What will a good estate plan do for you and your family?

It will protect you and defend against:

  1. unnecessary probate court costs and fees,
  2. acceleration or avoidance of income taxes – in the form of maximum deferral of taxes on retirement assets or in maximizing the step up in basis at death,
  3. loss of assets to federal estate taxes,
  4. loss of assets from lawsuits (legal claims and divorces),
  5. loss of assets from wasteful spending, and
  6. from loss by controlling the ultimate distribution of assets so they stay in your blood family.

Perhaps the greatest benefit of a good estate plan is the peace of mind you will have knowing that you have put these affairs in order.

If you want the protection a good estate plan will give you, it must be done before you need it. If you have moved from another state, your legal documents should be reviewed and probably updated.

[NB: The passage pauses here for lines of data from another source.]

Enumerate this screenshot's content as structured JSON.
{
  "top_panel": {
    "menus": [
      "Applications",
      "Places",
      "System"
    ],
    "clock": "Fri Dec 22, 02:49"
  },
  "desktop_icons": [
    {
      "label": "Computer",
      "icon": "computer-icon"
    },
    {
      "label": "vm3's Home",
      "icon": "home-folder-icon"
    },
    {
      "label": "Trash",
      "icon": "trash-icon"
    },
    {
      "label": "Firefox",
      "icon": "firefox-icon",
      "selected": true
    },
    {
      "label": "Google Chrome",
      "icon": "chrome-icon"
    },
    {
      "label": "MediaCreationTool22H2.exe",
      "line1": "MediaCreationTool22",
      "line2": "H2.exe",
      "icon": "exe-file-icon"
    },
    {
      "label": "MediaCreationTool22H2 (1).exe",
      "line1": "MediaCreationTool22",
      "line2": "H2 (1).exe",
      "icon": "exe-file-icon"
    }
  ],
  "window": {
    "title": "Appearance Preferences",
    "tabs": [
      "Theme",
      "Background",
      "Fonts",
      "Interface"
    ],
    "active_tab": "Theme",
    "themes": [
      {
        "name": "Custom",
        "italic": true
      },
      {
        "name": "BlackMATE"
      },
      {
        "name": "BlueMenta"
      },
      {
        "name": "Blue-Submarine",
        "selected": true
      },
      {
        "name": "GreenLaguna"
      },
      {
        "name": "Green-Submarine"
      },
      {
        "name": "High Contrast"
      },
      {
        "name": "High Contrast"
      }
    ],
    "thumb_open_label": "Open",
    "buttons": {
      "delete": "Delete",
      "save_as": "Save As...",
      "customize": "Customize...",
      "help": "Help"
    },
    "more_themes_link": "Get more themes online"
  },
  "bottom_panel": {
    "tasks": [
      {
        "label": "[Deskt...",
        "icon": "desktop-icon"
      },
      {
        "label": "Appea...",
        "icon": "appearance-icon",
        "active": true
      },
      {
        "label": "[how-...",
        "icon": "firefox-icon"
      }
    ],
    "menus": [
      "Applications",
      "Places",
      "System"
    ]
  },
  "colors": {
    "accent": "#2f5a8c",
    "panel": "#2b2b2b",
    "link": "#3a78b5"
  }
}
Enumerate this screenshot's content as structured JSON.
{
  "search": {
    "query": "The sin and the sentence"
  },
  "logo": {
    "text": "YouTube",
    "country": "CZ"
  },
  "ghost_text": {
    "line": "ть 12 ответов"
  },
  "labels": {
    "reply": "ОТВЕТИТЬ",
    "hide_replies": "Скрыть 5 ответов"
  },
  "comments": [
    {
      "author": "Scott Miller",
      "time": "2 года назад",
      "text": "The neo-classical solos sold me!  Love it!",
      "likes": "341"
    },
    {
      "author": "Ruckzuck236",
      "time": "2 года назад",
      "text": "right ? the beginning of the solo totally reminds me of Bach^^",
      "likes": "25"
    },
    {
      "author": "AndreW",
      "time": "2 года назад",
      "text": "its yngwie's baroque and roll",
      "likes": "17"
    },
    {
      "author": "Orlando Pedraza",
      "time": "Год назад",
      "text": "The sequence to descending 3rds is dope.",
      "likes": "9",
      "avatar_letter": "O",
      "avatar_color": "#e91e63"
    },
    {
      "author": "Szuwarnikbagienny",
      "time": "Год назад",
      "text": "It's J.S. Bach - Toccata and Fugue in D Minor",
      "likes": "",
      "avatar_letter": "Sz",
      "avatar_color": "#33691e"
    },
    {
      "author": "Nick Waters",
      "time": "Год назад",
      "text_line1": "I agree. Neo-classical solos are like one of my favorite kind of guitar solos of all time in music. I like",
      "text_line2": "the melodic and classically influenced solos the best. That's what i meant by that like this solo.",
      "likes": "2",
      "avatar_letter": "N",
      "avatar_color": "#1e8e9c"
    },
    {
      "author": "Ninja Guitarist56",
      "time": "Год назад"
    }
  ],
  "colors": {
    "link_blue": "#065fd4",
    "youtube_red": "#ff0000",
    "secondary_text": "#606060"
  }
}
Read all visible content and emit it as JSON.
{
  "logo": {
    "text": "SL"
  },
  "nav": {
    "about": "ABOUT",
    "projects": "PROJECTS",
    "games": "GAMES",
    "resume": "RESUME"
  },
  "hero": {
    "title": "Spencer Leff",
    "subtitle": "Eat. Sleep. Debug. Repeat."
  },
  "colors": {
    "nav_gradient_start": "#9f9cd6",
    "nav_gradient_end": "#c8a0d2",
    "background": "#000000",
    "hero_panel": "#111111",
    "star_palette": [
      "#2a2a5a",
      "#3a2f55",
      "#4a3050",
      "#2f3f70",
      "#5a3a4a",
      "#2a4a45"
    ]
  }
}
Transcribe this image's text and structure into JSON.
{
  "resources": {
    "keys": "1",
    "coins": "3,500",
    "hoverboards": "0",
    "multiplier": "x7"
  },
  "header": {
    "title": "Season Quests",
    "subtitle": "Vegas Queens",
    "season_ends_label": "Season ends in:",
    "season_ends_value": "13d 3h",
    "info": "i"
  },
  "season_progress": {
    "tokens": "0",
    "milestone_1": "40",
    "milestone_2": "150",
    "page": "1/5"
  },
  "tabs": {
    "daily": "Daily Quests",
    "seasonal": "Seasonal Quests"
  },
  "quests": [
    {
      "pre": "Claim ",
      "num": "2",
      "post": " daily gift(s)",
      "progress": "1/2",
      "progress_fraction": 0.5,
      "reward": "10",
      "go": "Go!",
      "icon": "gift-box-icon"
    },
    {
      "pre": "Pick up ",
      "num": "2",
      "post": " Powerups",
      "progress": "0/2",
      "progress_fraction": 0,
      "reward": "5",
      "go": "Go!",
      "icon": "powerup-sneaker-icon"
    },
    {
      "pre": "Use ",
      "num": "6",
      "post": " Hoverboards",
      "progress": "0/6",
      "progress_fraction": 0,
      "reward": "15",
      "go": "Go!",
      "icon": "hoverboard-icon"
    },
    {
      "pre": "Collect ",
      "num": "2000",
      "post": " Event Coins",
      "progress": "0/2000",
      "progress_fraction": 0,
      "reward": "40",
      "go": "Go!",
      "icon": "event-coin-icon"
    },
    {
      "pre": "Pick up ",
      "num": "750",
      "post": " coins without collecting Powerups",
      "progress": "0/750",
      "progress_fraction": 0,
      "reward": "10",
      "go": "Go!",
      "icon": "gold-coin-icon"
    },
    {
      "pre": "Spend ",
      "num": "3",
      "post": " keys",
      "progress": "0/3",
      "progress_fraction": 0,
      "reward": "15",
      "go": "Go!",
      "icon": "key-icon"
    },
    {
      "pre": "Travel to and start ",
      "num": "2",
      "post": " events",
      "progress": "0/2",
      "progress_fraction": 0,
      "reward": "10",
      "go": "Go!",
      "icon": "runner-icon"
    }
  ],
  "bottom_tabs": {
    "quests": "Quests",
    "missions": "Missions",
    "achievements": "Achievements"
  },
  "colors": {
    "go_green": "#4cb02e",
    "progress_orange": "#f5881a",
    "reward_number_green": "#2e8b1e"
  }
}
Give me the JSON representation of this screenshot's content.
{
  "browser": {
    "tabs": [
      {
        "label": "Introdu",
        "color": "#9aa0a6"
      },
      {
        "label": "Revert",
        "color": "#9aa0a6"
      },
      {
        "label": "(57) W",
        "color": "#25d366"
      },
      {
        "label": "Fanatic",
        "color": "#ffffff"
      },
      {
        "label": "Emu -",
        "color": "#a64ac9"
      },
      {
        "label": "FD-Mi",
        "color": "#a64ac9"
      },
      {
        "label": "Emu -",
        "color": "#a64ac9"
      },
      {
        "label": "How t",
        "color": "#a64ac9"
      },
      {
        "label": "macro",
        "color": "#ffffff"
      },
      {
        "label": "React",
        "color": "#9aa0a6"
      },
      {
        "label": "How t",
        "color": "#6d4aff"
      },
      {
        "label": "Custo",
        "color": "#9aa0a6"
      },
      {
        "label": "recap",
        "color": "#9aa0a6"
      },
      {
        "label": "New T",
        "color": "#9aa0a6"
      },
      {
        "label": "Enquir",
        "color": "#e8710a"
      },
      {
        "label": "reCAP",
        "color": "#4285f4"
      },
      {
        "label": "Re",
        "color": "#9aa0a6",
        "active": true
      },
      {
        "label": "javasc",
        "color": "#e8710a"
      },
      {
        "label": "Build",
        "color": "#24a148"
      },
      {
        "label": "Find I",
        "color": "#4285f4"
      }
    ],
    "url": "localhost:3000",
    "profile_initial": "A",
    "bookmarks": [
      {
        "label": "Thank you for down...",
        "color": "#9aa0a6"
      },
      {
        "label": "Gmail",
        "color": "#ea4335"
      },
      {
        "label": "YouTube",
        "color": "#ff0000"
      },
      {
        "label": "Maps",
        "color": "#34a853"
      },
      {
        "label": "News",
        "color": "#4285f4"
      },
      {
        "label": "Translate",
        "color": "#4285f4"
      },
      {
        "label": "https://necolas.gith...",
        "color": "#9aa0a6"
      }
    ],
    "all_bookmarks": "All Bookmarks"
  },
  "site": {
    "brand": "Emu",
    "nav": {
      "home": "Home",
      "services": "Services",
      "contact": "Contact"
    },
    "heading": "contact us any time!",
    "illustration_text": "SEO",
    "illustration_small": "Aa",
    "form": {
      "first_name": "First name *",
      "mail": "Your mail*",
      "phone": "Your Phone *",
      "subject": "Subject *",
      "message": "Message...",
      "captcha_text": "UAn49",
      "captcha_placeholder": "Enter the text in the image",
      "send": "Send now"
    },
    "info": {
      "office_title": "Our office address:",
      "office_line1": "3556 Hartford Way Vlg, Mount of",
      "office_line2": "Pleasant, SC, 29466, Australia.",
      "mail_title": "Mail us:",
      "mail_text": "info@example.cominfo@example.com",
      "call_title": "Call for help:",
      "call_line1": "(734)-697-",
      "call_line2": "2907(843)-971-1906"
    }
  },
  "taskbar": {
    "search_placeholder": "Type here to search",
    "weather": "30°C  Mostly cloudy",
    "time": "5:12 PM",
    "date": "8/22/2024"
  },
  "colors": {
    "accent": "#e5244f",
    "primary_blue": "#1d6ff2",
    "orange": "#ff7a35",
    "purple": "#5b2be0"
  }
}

At our office, we usually meet with clients three to four times during a representation. The first meeting is complimentary. The second meeting is to review a draft of the papers. The second meeting is followed with a telephone conference. The final meeting is to get the papers signed.

Let’s say Bryan and Clarabelle have a son named Ethan who is married to Sue. Ethan and Sue have a daughter named Evelyn who gets government benefits due to her disability.

Bryan and Clarabelle want to make sure Sue will not get their assets. The solution is to leave their assets in a trust for Ethan’s benefit, with the remainder to Evelyn.

Doing this will guarantee that Bryan and Clarabelle’s assets will not get lost in a divorce if Ethan divorces Sue, and, when Ethan passes, the assets he inherited from Bryan and Clarabelle will go to Evelyn and not Sue.

Bryan and Clarabelle can make sure that when Evelyn inherits what is left over, she inherits in a special needs trust so she will not lose her government benefits.

If not planned for in advance, Ethan could inherit the assets and lose them to Sue in a divorce or other lawsuit. On Ethan’s death, Sue could get half, if not all, of those assets.

In addition, whatever Evelyn inherits could jeopardize her government benefits.

The bottom line is that if you want to keep your assets in your family, and you want the peace of mind that comes from it, you must plan in advance.

You will get peace of mind and your family will thank you for it.

Remember, a little bit of planning can make a big difference.

Mark F. Winn, J.D., Master of Laws (LL.M.) in estate planning, is a local asset protection, estate planning and elder law attorney. www.mwinnesq.com